Physicians, physician assistants (PA’s), and nurse practitioners (NP’s) are medical care providers who perform history and physical exams to create treatment plans for patients seeking medical care and are known collectively as clinicians. Clinicians have a high rate of burnout initially attributed to the amount of stress from their careers in the ever-changing field of medicine. Burnout was prevalent prior to the start of the Coronavirus disease of 2019 (COVID-19) pandemic in 2020 and has continued to increase during the pandemic due to added stress of a new disease, daily changes in protocols, lack of personal protective equipment (PPE), staff shortages, increased workloads, and lack of needed resources. Burnout is a multifactorial process, leading to emotional exhaustion, depersonalization, and finally a loss of purpose. Organizations pay a large price for the burnout of clinicians due to increased medical errors, decreased productivity, lines of service loss, and clinician turnover. Studies were conducted to define burnout, determine root causes, and find solutions to help improve medicine. Initially, organizations placed the onus on clinicians to improve their own burnout, but more recent studies show clinician control is only one piece of the puzzle. Leadership can play a key role in reducing, preventing, or conversely contributing to burnout in clinicians. This clinical review article looks at the root causes of burnout, and ways in which leadership style can exacerbate or ameliorate the problem of clinician burnout.
Method: A PubMed literature search was conducted using the term physician, clinician, burnout, and leadership styles in numerous combinations. Fifty-one articles were found and eighteen are used in this clinical review article.
Results: Clinician burnout is driven by factors beyond their perceived control, specifically autonomy, loss of control of scheduling, work environment, and misaligned values with the organization. Organizational leaders play a key role in most of these components and can either compound or decrease burnout in the clinicians they manage. Creating a wellness - centered leadership model can lead to improvement of organizational culture, increased support of clinicians, identification and development of clinical talent, and alignment of clinician and organizational missions and values. This type of organizational culture decreases clinician burnout.
Conclusion: Burnout is an epidemic among clinicians affecting over 50% of the workforce. It is important for organizations to address clinician burnout to improve the health of organizations and the communities they serve. Leadership at all levels can create an organizational culture that decreases and even prevents burnout rather than adding to it.
Keywords: Clinician, Mental Health, Retention, Patient Safety, Leadership Styles
Lash LA. The Power to Hurt or Heal: Leadership Style and Clinician Burnout. Lynchburg Journal of Medical Science. 2023; 5(1).

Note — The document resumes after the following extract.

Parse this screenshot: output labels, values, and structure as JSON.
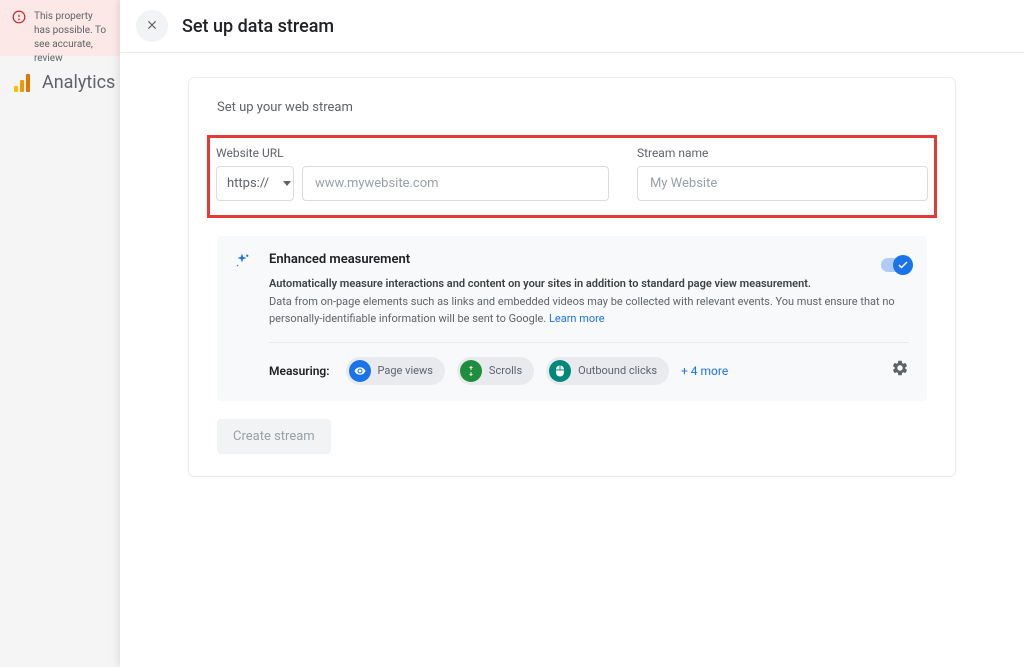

Available when accessing via a campus IP address or logged in with a University of Lynchburg email address.
Off-campus users can also use 'Off-campus Download' button above for access.